  • 15. Examples from the Swedish Red List Caspian tern Sterna caspia 415 breeding pairs in nine colonies and 80 solitary breeding pairs in Sweden. 65% decline in Sweden over the last three generations. Preliminary assessment (step 1) Endangered (EN A2ae; C1+2a(i)) Outside the region, the Caspian tern population in the entire Baltic Sea area (Sweden, Finland, Estonia) has declined by 39% over the last three generations. The nearest population outside of this area is in the Black Sea. Probability of re-colonization from the Black Sea population is very low. Therefore, the preliminary category is left unchanged. Final assessment Endangered (EN A2ae; C1+2a(i))
  • 16. Conflicting regional and global assessments Non-endemics The global assessment may differ from a regional assessment:
    • A taxon may be globally LC, but threatened within the region because the global population is large, wide-spread and stable, but within the region the population is small and declining.
    • A taxon may be globally threatened (under criterion A) but LC within the region because the population in the region is large and is not declining at the same rate as elsewhere.
  • 17. Endemics In some cases there may be disagreement between the regional assessment and the current global assessment of an endemic taxon. Contact appropriate global-level Red List Authority via the IUCN Red List Unit (redlist@iucn.org) Conflicting regional and global assessments Vulnerable Critically Endangered
  • 18. Endemics Regional and global assessor reach an agreement on most appropriate assessment and global assessment is changed. Regional Red List can include the new global category immediately, even if global Red List has not yet been updated Vulnerable Critically Endangered Vulnerable Vulnerable
  • 19. Endemics Regional and global assessor do not reach an agreement on most appropriate assessment. Regional assessors may submit an appeal to the IUCN Red List Unit (redlist@iucn.org) for judgement by the IUCN SSC Standards & Petitions Working Group Critically Endangered Critically Endangered ! Vulnerable Vulnerable !
  • 20. If an appeal is made and no conclusion has been reached before the regional Red List is finalized, both the regional assessment and the current IUCN global assessment should be included in the regional Red List Where global and regional assessors disagree over the assessment of an endemic taxon, the issues involved must be documented under the listing.
  • 21.

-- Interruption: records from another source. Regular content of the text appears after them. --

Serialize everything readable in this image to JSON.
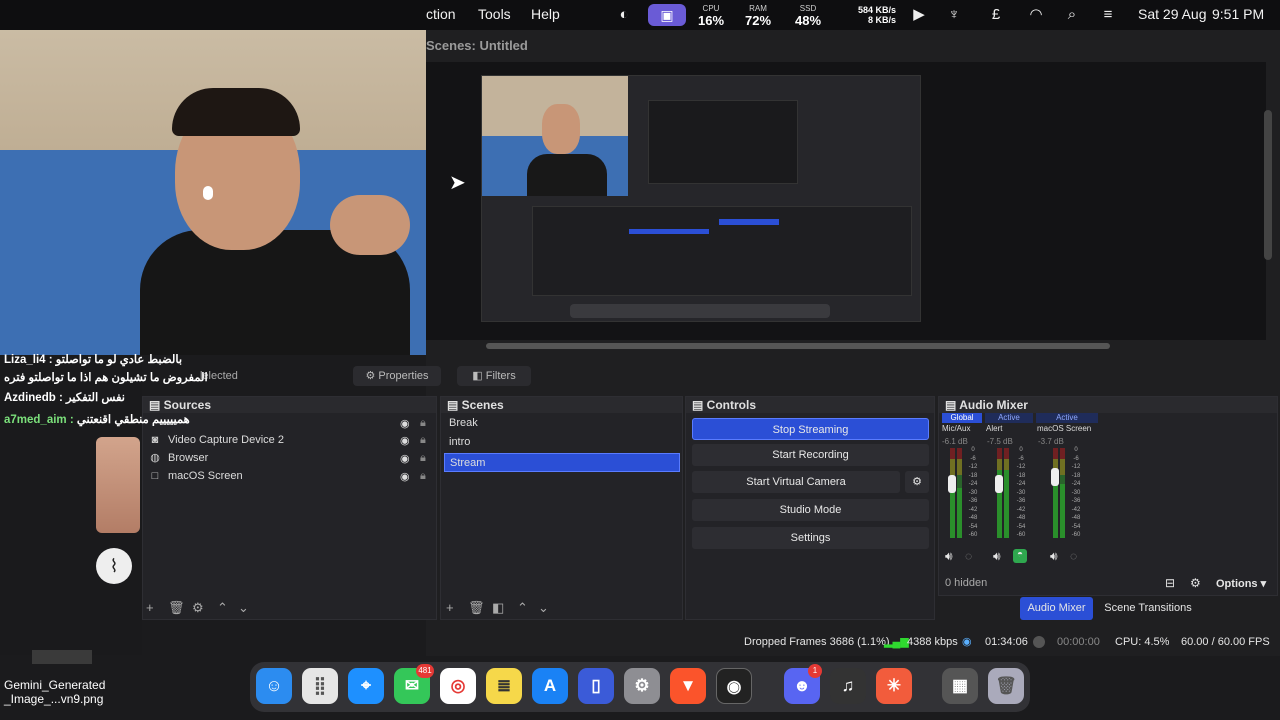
{
  "menubar": {
    "partial_menu": "ction",
    "tools": "Tools",
    "help": "Help",
    "cpu_label": "CPU",
    "cpu_val": "16%",
    "ram_label": "RAM",
    "ram_val": "72%",
    "ssd_label": "SSD",
    "ssd_val": "48%",
    "net_up": "584 KB/s",
    "net_down": "8 KB/s",
    "date": "Sat 29 Aug",
    "time": "9:51 PM"
  },
  "obs": {
    "scene_title": "Scenes: Untitled",
    "properties_label": "Properties",
    "filters_label": "Filters",
    "selected_partial": "lelected",
    "sources": {
      "title": "Sources",
      "items": [
        {
          "label": "Video Capture Device 2",
          "icon": "camera-icon"
        },
        {
          "label": "Browser",
          "icon": "globe-icon"
        },
        {
          "label": "macOS Screen",
          "icon": "display-icon"
        }
      ]
    },
    "scenes": {
      "title": "Scenes",
      "items": [
        "Break",
        "intro",
        "Stream"
      ],
      "selected": "Stream"
    },
    "controls": {
      "title": "Controls",
      "stop_streaming": "Stop Streaming",
      "start_recording": "Start Recording",
      "start_virtual_camera": "Start Virtual Camera",
      "studio_mode": "Studio Mode",
      "settings": "Settings"
    },
    "mixer": {
      "title": "Audio Mixer",
      "global": "Global",
      "active1": "Active",
      "active2": "Active",
      "channels": [
        {
          "name": "Mic/Aux",
          "db": "-6.1 dB",
          "level": 0.55,
          "fader": 0.62
        },
        {
          "name": "Alert",
          "db": "-7.5 dB",
          "level": 0.75,
          "fader": 0.62
        },
        {
          "name": "macOS Screen",
          "db": "-3.7 dB",
          "level": 0.6,
          "fader": 0.72
        }
      ],
      "scale": [
        "0",
        "-6",
        "-12",
        "-18",
        "-24",
        "-30",
        "-36",
        "-42",
        "-48",
        "-54",
        "-60"
      ],
      "hidden": "0 hidden",
      "options": "Options"
    },
    "tabs": {
      "audio_mixer": "Audio Mixer",
      "scene_transitions": "Scene Transitions"
    },
    "status": {
      "dropped": "Dropped Frames 3686 (1.1%)",
      "kbps": "4388 kbps",
      "live_time": "01:34:06",
      "rec_time": "00:00:00",
      "cpu": "CPU: 4.5%",
      "fps": "60.00 / 60.00 FPS"
    }
  },
  "chat": {
    "lines": [
      {
        "user": "Liza_li4 :",
        "msg": "بالضبط عادي لو ما تواصلتو"
      },
      {
        "user": "",
        "msg": "المفروض ما تشيلون هم اذا ما تواصلتو فتره"
      },
      {
        "user": "Azdinedb :",
        "msg": "نفس التفكير"
      },
      {
        "user": "a7med_aim :",
        "msg": "هميييييم منطقي اقنعتني"
      }
    ]
  },
  "dock": {
    "messages_badge": "481",
    "discord_badge": "1"
  },
  "desktop": {
    "file_label_1": "Gemini_Generated",
    "file_label_2": "_Image_...vn9.png"
  },
  "colors": {
    "accent": "#2b4fd6",
    "menubar": "#0e0e10",
    "panel": "#232327"
  }
}
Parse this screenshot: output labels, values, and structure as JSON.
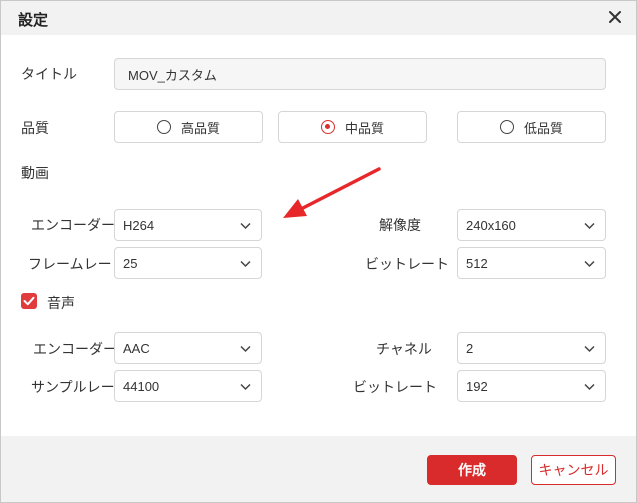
{
  "dialog": {
    "title": "設定"
  },
  "title_row": {
    "label": "タイトル",
    "value": "MOV_カスタム"
  },
  "quality": {
    "label": "品質",
    "options": [
      "高品質",
      "中品質",
      "低品質"
    ],
    "selected": "中品質"
  },
  "video": {
    "section_label": "動画",
    "encoder_label": "エンコーダー",
    "encoder_value": "H264",
    "resolution_label": "解像度",
    "resolution_value": "240x160",
    "framerate_label": "フレームレート",
    "framerate_value": "25",
    "bitrate_label": "ビットレート",
    "bitrate_value": "512"
  },
  "audio": {
    "section_label": "音声",
    "enabled": true,
    "encoder_label": "エンコーダー",
    "encoder_value": "AAC",
    "channel_label": "チャネル",
    "channel_value": "2",
    "samplerate_label": "サンプルレート",
    "samplerate_value": "44100",
    "bitrate_label": "ビットレート",
    "bitrate_value": "192"
  },
  "buttons": {
    "create": "作成",
    "cancel": "キャンセル"
  },
  "colors": {
    "accent": "#d92b2b",
    "annotation_arrow": "#e8272a"
  }
}
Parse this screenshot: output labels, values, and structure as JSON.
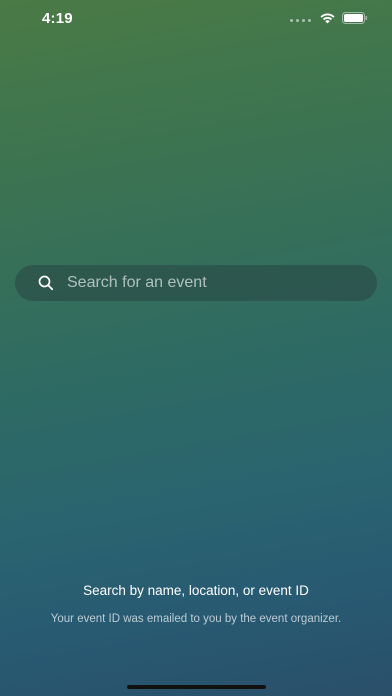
{
  "status_bar": {
    "time": "4:19",
    "icons": [
      "signal-dots-icon",
      "wifi-icon",
      "battery-icon"
    ]
  },
  "search": {
    "placeholder": "Search for an event",
    "value": "",
    "icon": "search-icon"
  },
  "hint": {
    "title": "Search by name, location, or event ID",
    "subtitle": "Your event ID was emailed to you by the event organizer."
  },
  "colors": {
    "gradient_top": "#4a7a45",
    "gradient_mid": "#2f6b62",
    "gradient_bottom": "#2a4f6a",
    "text": "#ffffff"
  }
}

    • The compilation of a regional Red List generally precedes the conservation priority setting process.
    • Limited to data on population size, declines, range area and responses to threats.
    • Relative estimate of likelihood of extinction.
    • Used as a tool in the conservation priority setting process.
    Setting priorities for conservation
  • 22. Lizard? Iguana? Turtle? Setting priorities for conservation
    • Setting conservation priorities normally includes an assessment of extinction risk (e.g. Red List assessment)
    • Includes factors not considered in the Red List assessment (e.g. ecology, phylogeny, history, culture).
    • Considers probability of conservation action being successful.
    • Takes into account availability of funds and personnel.
    • Considers existing legal frameworks (e.g. inclusion of taxa on CITES, global status and proportion of global population occurring in the region)
    Albatross? Ibis? Woodpecker? Vulture? Spiny Mouse? Golden Mole? Fruitbat? Wolf? Boxwood? Fir? Ebony? Ant? Wasp? Limpet? Mussel? Spider? Seahorse? Catfish? Sturgeon? Shark? Salamander? Toad? Snake? $ Owl? Spider Monkey? Cactus? Dragonfly? Grouper? Tree Frog?